Thursday, February 7
I met Gina, a friend who’s also a therapist, for lunch.
“You wouldn’t believe how many men are leading double lives,” she said between bites of her sandwich. “Men you’d never suspect. They do something once, get away with it, do it again, and pretty soon they’re leading double lives. Men are wired differently than women Brenda.”
“I honestly thought I was one of the guys,” I said. “I’m not touchy feely. I laugh at jokes a lot of women find offensive. I don’t remember birthdays or anniversaries. I don't worry much about what people think of me. I’m not a huge people pleaser. I’ve been slapped upside the head with this wired-differently thing.
“My mother has a tendency to tell me things more than once,” I continued. “During the last two months, she’s told me at least four times that every man, given a desirable woman and a 100-percent safe opportunity, would cheat. Her sources aren’t usually credible. Who knows where she got her information. But my sister asked two guys she works with if it was true. Both have pretty wives, lovely families, and both told her yes, they’d do it. My sister gasped and one of the guys said, ‘Well, you wanted an honest answer.’”
Gina furrowed her brow and nodded.
“I keep trying to analyze why JB did what he did. It’s crazy making.”
“That’s what we do,” Gina said. “We have to look for the black box when the plane crashes.”
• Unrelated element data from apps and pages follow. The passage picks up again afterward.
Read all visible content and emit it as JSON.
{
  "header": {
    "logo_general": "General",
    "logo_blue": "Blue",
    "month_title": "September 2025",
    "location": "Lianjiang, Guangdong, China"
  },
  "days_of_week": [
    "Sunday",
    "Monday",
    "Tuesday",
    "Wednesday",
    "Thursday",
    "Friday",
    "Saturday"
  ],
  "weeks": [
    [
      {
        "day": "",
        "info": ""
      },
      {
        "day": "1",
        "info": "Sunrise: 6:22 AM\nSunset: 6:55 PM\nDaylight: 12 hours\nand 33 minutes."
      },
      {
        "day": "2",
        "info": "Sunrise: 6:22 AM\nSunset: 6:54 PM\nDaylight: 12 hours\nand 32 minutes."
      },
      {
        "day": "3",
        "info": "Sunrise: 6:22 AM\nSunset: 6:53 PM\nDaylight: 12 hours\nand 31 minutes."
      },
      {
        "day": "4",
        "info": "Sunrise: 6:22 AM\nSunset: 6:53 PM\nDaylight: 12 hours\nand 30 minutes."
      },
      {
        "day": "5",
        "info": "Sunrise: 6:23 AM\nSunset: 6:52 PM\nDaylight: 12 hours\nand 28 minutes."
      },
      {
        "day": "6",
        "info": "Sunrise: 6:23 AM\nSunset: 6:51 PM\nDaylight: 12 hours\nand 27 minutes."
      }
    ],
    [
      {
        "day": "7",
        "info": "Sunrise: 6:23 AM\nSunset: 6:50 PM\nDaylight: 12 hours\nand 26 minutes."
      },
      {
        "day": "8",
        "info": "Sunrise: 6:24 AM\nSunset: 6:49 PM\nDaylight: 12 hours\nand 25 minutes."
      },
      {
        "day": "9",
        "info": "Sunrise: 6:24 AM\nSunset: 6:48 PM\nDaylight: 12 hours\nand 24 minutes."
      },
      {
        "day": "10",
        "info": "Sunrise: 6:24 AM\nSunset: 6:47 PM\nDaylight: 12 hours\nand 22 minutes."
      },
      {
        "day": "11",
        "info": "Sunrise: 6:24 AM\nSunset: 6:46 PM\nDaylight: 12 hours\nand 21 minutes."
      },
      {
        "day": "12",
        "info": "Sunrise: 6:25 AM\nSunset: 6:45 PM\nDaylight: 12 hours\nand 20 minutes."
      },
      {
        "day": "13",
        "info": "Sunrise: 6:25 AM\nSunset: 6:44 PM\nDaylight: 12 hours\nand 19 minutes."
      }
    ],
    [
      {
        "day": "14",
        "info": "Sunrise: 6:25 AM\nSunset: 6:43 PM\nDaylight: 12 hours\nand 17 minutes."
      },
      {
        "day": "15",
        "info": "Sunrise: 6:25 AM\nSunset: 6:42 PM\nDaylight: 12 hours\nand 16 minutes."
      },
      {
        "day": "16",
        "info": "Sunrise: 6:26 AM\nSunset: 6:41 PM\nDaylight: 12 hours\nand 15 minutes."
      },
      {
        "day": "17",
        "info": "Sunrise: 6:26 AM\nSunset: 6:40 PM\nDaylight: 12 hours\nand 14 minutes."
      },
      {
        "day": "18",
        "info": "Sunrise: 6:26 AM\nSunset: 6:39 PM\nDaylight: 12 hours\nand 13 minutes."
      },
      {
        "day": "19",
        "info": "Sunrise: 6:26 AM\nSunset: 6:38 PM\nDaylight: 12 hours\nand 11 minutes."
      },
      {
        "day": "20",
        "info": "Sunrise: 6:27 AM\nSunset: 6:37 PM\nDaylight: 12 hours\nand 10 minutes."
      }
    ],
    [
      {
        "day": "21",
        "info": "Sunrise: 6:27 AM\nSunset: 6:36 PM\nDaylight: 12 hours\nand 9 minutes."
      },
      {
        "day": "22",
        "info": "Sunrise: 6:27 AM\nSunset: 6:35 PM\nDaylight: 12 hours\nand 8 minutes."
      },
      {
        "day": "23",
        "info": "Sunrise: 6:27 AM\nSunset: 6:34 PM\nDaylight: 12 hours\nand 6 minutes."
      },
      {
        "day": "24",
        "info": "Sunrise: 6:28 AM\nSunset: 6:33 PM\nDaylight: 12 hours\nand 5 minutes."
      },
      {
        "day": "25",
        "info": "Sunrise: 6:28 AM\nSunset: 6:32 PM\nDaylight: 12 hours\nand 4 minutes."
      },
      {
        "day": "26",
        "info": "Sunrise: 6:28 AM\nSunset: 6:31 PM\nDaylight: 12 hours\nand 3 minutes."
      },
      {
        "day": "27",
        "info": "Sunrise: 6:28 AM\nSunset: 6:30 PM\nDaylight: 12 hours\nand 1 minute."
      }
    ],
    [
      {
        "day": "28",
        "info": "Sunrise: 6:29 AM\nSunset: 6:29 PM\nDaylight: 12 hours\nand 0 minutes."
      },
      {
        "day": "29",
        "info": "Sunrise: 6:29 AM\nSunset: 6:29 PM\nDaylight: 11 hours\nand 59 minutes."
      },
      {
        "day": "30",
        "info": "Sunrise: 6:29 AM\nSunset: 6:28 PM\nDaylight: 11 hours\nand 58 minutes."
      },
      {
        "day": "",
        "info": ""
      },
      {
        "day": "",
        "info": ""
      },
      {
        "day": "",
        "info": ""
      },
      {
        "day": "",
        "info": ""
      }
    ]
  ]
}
I walked to the frame shop where Sonia works clutching paintings for her to frame. A thick blanket of snow had covered everything by the time I walked out. Sounds were muffled. I smiled at the silent beauty, the large snowflakes floating everywhere.
I drove to Tom’s school, picked him up, and took him to Lovin' Oven Cakery. My forty-ninth birthday is tomorrow so we each selected a slice of pre-birthday cake—I chose chocolate and salted caramel, Tom picked Oreo—and we drove home to eat them. We each put a candle in our cake, Tom sang happy birthday, then we each made a wish and blew out our candles. Tom handed me a birthday present wrapped in soggy tissue paper.
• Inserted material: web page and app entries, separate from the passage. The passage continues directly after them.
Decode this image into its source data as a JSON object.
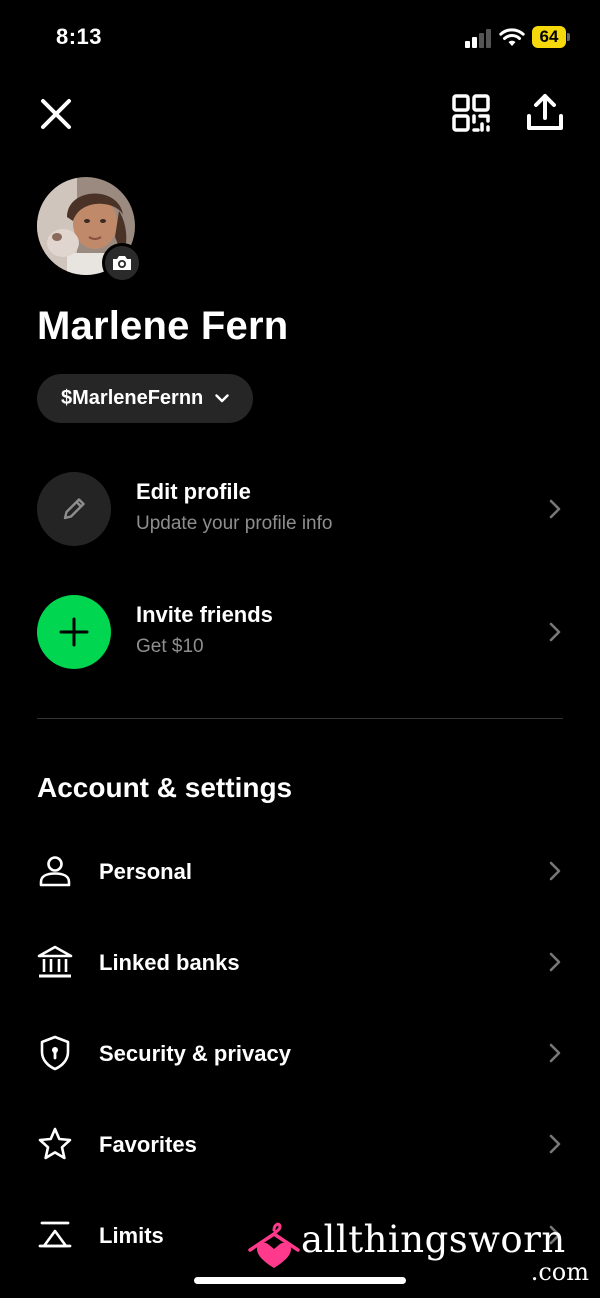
{
  "status_bar": {
    "time": "8:13",
    "battery": "64",
    "battery_color": "#f5d90a"
  },
  "header": {
    "close_icon": "close-icon",
    "qr_icon": "qr-code-icon",
    "share_icon": "share-upload-icon"
  },
  "profile": {
    "name": "Marlene Fern",
    "cashtag": "$MarleneFernn",
    "avatar_icon": "avatar-photo",
    "camera_icon": "camera-icon"
  },
  "actions": [
    {
      "title": "Edit profile",
      "subtitle": "Update your profile info",
      "icon": "pencil-icon",
      "color": "#242424"
    },
    {
      "title": "Invite friends",
      "subtitle": "Get $10",
      "icon": "plus-icon",
      "color": "#00d64f"
    }
  ],
  "section": {
    "title": "Account & settings"
  },
  "settings": [
    {
      "label": "Personal",
      "icon": "person-icon"
    },
    {
      "label": "Linked banks",
      "icon": "bank-icon"
    },
    {
      "label": "Security & privacy",
      "icon": "shield-icon"
    },
    {
      "label": "Favorites",
      "icon": "star-icon"
    },
    {
      "label": "Limits",
      "icon": "limits-icon"
    }
  ],
  "watermark": {
    "text": "allthingsworn",
    "suffix": ".com",
    "accent": "#ff3a8c"
  }
}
“It got a little wet in my backpack,” Tom said.
“Thanks buddy,” I said. I opened it. It was the fifth season of “Mad Men.”
“Did you pick this out?” I asked.
“Yeah,” Tom said. His eyes shifted back and forth.
“Really? You picked out ‘Mad Men’?”
“Well, Dad and I were at Best Buy. I picked out a bunch of CDs, but dad picked that.”
“I love that you went shopping for me. I would have loved the CDs you picked. Please don’t feel bad, but I want you to give this back to Dad.”
“Why?” A hurt expression spread over Tom’s face.
“Dad told Blake he identifies with Don Draper. Don Draper is the main character of this series. He goes out with women behind his wife’s back. He’s good looking and women throw themselves at him. Dad would like to see himself that way, I guess.”
“Oh,” Tom said.
“Yeah, so put it in your backpack and give it back to Dad. I’ll drop him an email and let him know. You singing Happy Birthday is all I want.”
“Okay,” Tom said and crammed a large piece of cake into his mouth.
“Let’s shovel,” I said. “I’ll shovel the front, you do the back. Sully’s going to love being out there with you. Throw snow on him.”
“Oh, I will,” Tom said, patting his big dog and getting up to pull on snow pants.
“Tom gave me the present you picked out,” I emailed JB. “Blake told me you identify with Draper. I'm sure you’d like to picture yourself as him, glamorize your Internet rutting. I’ve lost my taste for the show and Tom is returning the DVDs to you tomorrow.”
Tom and I shoveled and made snow angels in the quietly drifting snow. When we finished, I checked email.
“Look, maybe that was a dumb choice in retrospect but I wasn't trying to send any messages,” JB wrote. “Tom and I were in best buy (sic) trying to find something you might like. I really thought you'd like it. I'm really sorry it has gone over this way.
“And as far as identifying with Draper... I was talking more about his psychology. Blake mentioned ‘Don Draper syndrome’ when we talked, and I thought we were talking about a personality type. I said I saw some of me in that—isolation, secrecy, detachment. Don Draper is a head case with a pretty face. I was talking more about the head case than the pretty face. Really. I'm sorry it was taken as something more superficial. I agree that would be pathetic.
“Brenda, I am not in the mode of glamorizing or justifying anything right now. Since I've left I have been reflecting on what I have done and I am not rationalizing anything any more. I certainly wasn't trying to when Blake and I talked. I don't know how to convey this more clearly.
“I am really sorry about this.
“Blake may want those DVDs. You might consider saving them for him. Up to you.”
“You're just thoughtless and soulless,” I emailed.